This book is licensed under a Creative Commons by-nc-sa 3.0 license. See the license for more details, but that basically means you can share this book as long as you credit the author (but see below), don't make money from it, and do make it available to everyone else under the same terms.
This content was accessible as of December 29, 2012, and it was downloaded then by Andy Schmitz in an effort to preserve the availability of this book.
Normally, the author and publisher would be credited here. However, the publisher has asked for the customary Creative Commons attribution to the original publisher, authors, title, and book URI to be removed. Additionally, per the publisher's request, their name has been removed in some passages. More information is available on this project's attribution page.

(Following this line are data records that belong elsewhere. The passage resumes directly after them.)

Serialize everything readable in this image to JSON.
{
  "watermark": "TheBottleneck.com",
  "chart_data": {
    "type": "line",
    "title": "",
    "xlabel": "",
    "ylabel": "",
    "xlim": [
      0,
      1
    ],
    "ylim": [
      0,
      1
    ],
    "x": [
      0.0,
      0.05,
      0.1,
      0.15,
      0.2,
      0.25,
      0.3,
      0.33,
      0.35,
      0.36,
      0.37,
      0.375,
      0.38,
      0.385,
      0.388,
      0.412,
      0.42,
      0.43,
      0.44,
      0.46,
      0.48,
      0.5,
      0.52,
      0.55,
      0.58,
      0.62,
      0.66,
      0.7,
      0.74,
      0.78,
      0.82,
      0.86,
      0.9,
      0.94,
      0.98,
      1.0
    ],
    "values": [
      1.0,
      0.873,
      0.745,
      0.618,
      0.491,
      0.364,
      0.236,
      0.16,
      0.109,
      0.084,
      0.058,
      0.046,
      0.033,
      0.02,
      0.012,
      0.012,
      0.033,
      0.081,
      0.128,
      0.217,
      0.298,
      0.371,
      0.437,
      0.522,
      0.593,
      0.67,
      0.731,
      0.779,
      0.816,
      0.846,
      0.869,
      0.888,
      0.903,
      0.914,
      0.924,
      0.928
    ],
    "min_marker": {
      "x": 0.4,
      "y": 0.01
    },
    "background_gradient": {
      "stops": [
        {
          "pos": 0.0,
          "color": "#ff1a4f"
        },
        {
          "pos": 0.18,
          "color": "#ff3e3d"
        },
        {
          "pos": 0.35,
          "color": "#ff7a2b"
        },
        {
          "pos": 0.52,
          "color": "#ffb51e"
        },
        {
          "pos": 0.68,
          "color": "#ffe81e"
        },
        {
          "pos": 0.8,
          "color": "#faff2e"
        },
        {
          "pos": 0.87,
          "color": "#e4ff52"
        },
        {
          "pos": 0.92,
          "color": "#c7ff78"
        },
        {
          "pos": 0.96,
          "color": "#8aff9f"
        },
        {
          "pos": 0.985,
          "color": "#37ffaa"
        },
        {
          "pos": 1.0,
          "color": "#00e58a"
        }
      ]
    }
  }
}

For more information on the source of this book, or why it is available for free, please see the project's home page. You can browse or download additional books there. You may also download a PDF copy of this book (17 MB) or just this chapter (1 MB), suitable for printing or most e-readers, or a .zip file containing this book's HTML files (for use in a web browser offline).

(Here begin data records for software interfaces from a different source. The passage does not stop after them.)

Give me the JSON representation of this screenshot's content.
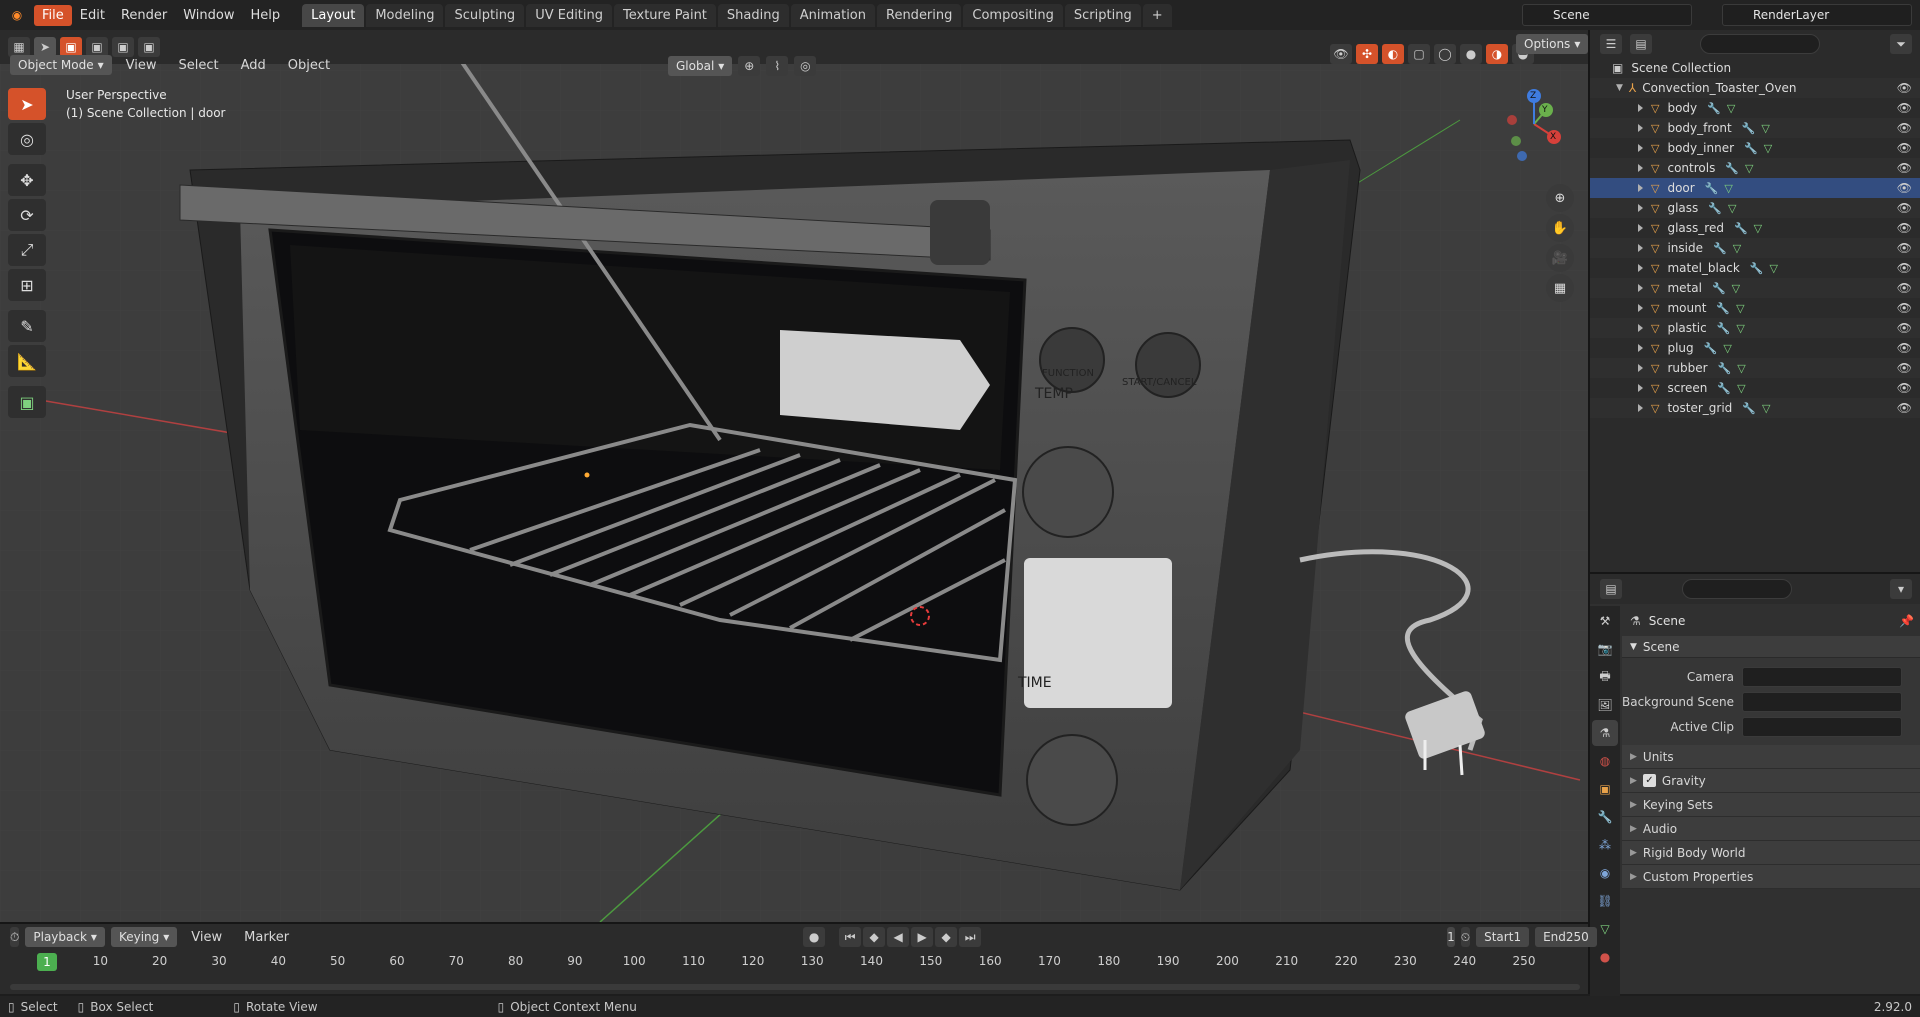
{
  "topbar": {
    "menu": [
      "File",
      "Edit",
      "Render",
      "Window",
      "Help"
    ],
    "workspaces": [
      "Layout",
      "Modeling",
      "Sculpting",
      "UV Editing",
      "Texture Paint",
      "Shading",
      "Animation",
      "Rendering",
      "Compositing",
      "Scripting"
    ],
    "active_workspace": "Layout",
    "add_tab": "+",
    "scene_name": "Scene",
    "view_layer": "RenderLayer"
  },
  "viewport_header": {
    "mode": "Object Mode",
    "menus": [
      "View",
      "Select",
      "Add",
      "Object"
    ],
    "transform_orientation": "Global",
    "options": "Options"
  },
  "viewport": {
    "view_label": "User Perspective",
    "collection_label": "(1) Scene Collection | door",
    "oven_labels": {
      "function": "FUNCTION",
      "start_cancel": "START/CANCEL",
      "temp": "TEMP",
      "time": "TIME"
    },
    "gizmo_axes": {
      "x": "X",
      "y": "Y",
      "z": "Z"
    },
    "colors": {
      "x_axis": "#d6403a",
      "y_axis": "#6ab04c",
      "z_axis": "#3f7ce0",
      "accent": "#d5522a"
    }
  },
  "outliner": {
    "root": "Scene Collection",
    "collection": "Convection_Toaster_Oven",
    "objects": [
      "body",
      "body_front",
      "body_inner",
      "controls",
      "door",
      "glass",
      "glass_red",
      "inside",
      "matel_black",
      "metal",
      "mount",
      "plastic",
      "plug",
      "rubber",
      "screen",
      "toster_grid"
    ],
    "selected": "door"
  },
  "properties": {
    "context": "Scene",
    "panel_title": "Scene",
    "fields": [
      {
        "label": "Camera",
        "value": ""
      },
      {
        "label": "Background Scene",
        "value": ""
      },
      {
        "label": "Active Clip",
        "value": ""
      }
    ],
    "subpanels": [
      "Units",
      "Gravity",
      "Keying Sets",
      "Audio",
      "Rigid Body World",
      "Custom Properties"
    ],
    "gravity_checked": true
  },
  "timeline": {
    "menus": [
      "Playback",
      "Keying",
      "View",
      "Marker"
    ],
    "current_frame": "1",
    "start_label": "Start",
    "start": "1",
    "end_label": "End",
    "end": "250",
    "ticks": [
      "10",
      "20",
      "30",
      "40",
      "50",
      "60",
      "70",
      "80",
      "90",
      "100",
      "110",
      "120",
      "130",
      "140",
      "150",
      "160",
      "170",
      "180",
      "190",
      "200",
      "210",
      "220",
      "230",
      "240",
      "250"
    ],
    "marker_label": "1"
  },
  "statusbar": {
    "select": "Select",
    "box_select": "Box Select",
    "rotate_view": "Rotate View",
    "context_menu": "Object Context Menu",
    "version": "2.92.0"
  }
}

Section 3.1 "Exploring Academic Disciplines" focused on the formal differences among various academic disciplines and their discourse communities. This section will explore the intellectual processes and concepts disciplines share in common. Even though you will eventually enter a discipline as an academic specialization (major) and as a career path (profession), the first couple of years of college may well be the best opportunity you will ever have to discover how disciplines are connected.
That process may be a rediscovery, given that in the early grades (K–5), you were probably educated by one primary teacher each year covering a set of subjects in a single room. Even though you likely covered each subject in turn, that elementary school classroom was much more conducive to making connections across disciplines than your middle school or high school environment. If you’ve been educated in public schools during the recent era of rigid standardization and multiple-choice testing conducted in the name of “accountability,” the disciplines may seem more separate from one another in your mind than they actually are. In some ways, the first two years of your college experience are a chance to recapture the connections across disciplines you probably made naturally in preschool and the elementary grades, if only at a basic level at the time.
In truth, all disciplines are strikingly similar. Together, they are the primary reason for the survival and evolution of our species. As humans, we have designed disciplines, over time, to help us understand our world better. New knowledge about the world is typically produced when a practitioner builds on a previous body of work in the discipline, most often by advancing it only slightly but significantly. We use academic and professional disciplines to conduct persistent, often unresolved conversations with one another.
Most colleges insist on a “core curriculum” to make sure you have the chance to be exposed to each major discipline at least once before you specialize and concentrate on one in particular. The signature “Aha!” moments of your intellectual journey in college will come every time you grasp a concept or a process in one course that reminds you of something you learned in another course entirely. Ironically the more of those “Aha!” moments you have in the first two years of college, the better you’ll be at your specialization because you’ll have that much more perspective about how the world around you fits together.
How can you learn to make those “Aha!” moments happen on purpose? In each course you take, instead of focusing merely on memorizing content for the purposes of passing an exam or writing an essay that regurgitates your professor’s lecture notes, learn to look for the key questions and controversies that animate the discipline and energize the professions in it. If you organize your understanding of a discipline around such questions and controversies, the details will make more sense to you, and you will find them easier to master.